* [Directions for this task] Each record below must be returned exactly as shown.

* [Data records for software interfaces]
'''

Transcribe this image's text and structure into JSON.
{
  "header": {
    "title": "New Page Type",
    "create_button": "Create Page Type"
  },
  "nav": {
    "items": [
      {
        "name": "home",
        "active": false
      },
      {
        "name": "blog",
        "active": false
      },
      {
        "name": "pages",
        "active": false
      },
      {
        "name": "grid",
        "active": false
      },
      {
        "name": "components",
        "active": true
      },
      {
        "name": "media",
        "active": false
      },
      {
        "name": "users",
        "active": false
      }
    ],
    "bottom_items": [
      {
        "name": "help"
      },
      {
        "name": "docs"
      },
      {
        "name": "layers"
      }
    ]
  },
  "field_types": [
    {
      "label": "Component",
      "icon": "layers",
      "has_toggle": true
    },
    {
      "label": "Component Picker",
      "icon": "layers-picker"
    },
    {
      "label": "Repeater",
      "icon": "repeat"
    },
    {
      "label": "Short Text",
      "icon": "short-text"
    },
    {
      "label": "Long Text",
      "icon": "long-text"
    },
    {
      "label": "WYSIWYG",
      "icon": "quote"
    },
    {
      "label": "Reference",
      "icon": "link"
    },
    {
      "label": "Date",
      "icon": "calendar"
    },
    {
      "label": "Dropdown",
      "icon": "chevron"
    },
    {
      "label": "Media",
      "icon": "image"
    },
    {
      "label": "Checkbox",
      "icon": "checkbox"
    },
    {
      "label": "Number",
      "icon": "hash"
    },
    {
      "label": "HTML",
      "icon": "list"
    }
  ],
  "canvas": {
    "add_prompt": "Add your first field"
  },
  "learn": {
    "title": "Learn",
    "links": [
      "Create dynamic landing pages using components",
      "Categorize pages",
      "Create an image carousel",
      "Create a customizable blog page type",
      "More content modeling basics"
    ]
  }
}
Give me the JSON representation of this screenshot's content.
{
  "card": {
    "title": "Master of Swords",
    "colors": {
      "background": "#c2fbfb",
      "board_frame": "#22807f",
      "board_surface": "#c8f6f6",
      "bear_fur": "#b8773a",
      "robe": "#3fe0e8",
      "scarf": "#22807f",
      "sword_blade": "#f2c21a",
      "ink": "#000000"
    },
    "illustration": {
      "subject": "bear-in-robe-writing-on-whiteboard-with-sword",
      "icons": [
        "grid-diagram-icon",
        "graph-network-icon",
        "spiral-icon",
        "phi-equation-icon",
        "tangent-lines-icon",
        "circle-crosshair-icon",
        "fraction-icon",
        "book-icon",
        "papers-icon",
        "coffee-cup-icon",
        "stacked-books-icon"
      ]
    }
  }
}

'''

* [Answer section]
Transcribe this image's text and structure into JSON.
{
  "header": {
    "title": "New Page Type",
    "create_button": "Create Page Type"
  },
  "nav": {
    "items": [
      {
        "name": "home",
        "active": false
      },
      {
        "name": "blog",
        "active": false
      },
      {
        "name": "pages",
        "active": false
      },
      {
        "name": "grid",
        "active": false
      },
      {
        "name": "components",
        "active": true
      },
      {
        "name": "media",
        "active": false
      },
      {
        "name": "users",
        "active": false
      }
    ],
    "bottom_items": [
      {
        "name": "help"
      },
      {
        "name": "docs"
      },
      {
        "name": "layers"
      }
    ]
  },
  "field_types": [
    {
      "label": "Component",
      "icon": "layers",
      "has_toggle": true
    },
    {
      "label": "Component Picker",
      "icon": "layers-picker"
    },
    {
      "label": "Repeater",
      "icon": "repeat"
    },
    {
      "label": "Short Text",
      "icon": "short-text"
    },
    {
      "label": "Long Text",
      "icon": "long-text"
    },
    {
      "label": "WYSIWYG",
      "icon": "quote"
    },
    {
      "label": "Reference",
      "icon": "link"
    },
    {
      "label": "Date",
      "icon": "calendar"
    },
    {
      "label": "Dropdown",
      "icon": "chevron"
    },
    {
      "label": "Media",
      "icon": "image"
    },
    {
      "label": "Checkbox",
      "icon": "checkbox"
    },
    {
      "label": "Number",
      "icon": "hash"
    },
    {
      "label": "HTML",
      "icon": "list"
    }
  ],
  "canvas": {
    "add_prompt": "Add your first field"
  },
  "learn": {
    "title": "Learn",
    "links": [
      "Create dynamic landing pages using components",
      "Categorize pages",
      "Create an image carousel",
      "Create a customizable blog page type",
      "More content modeling basics"
    ]
  }
}
Give me the JSON representation of this screenshot's content.
{
  "card": {
    "title": "Master of Swords",
    "colors": {
      "background": "#c2fbfb",
      "board_frame": "#22807f",
      "board_surface": "#c8f6f6",
      "bear_fur": "#b8773a",
      "robe": "#3fe0e8",
      "scarf": "#22807f",
      "sword_blade": "#f2c21a",
      "ink": "#000000"
    },
    "illustration": {
      "subject": "bear-in-robe-writing-on-whiteboard-with-sword",
      "icons": [
        "grid-diagram-icon",
        "graph-network-icon",
        "spiral-icon",
        "phi-equation-icon",
        "tangent-lines-icon",
        "circle-crosshair-icon",
        "fraction-icon",
        "book-icon",
        "papers-icon",
        "coffee-cup-icon",
        "stacked-books-icon"
      ]
    }
  }
}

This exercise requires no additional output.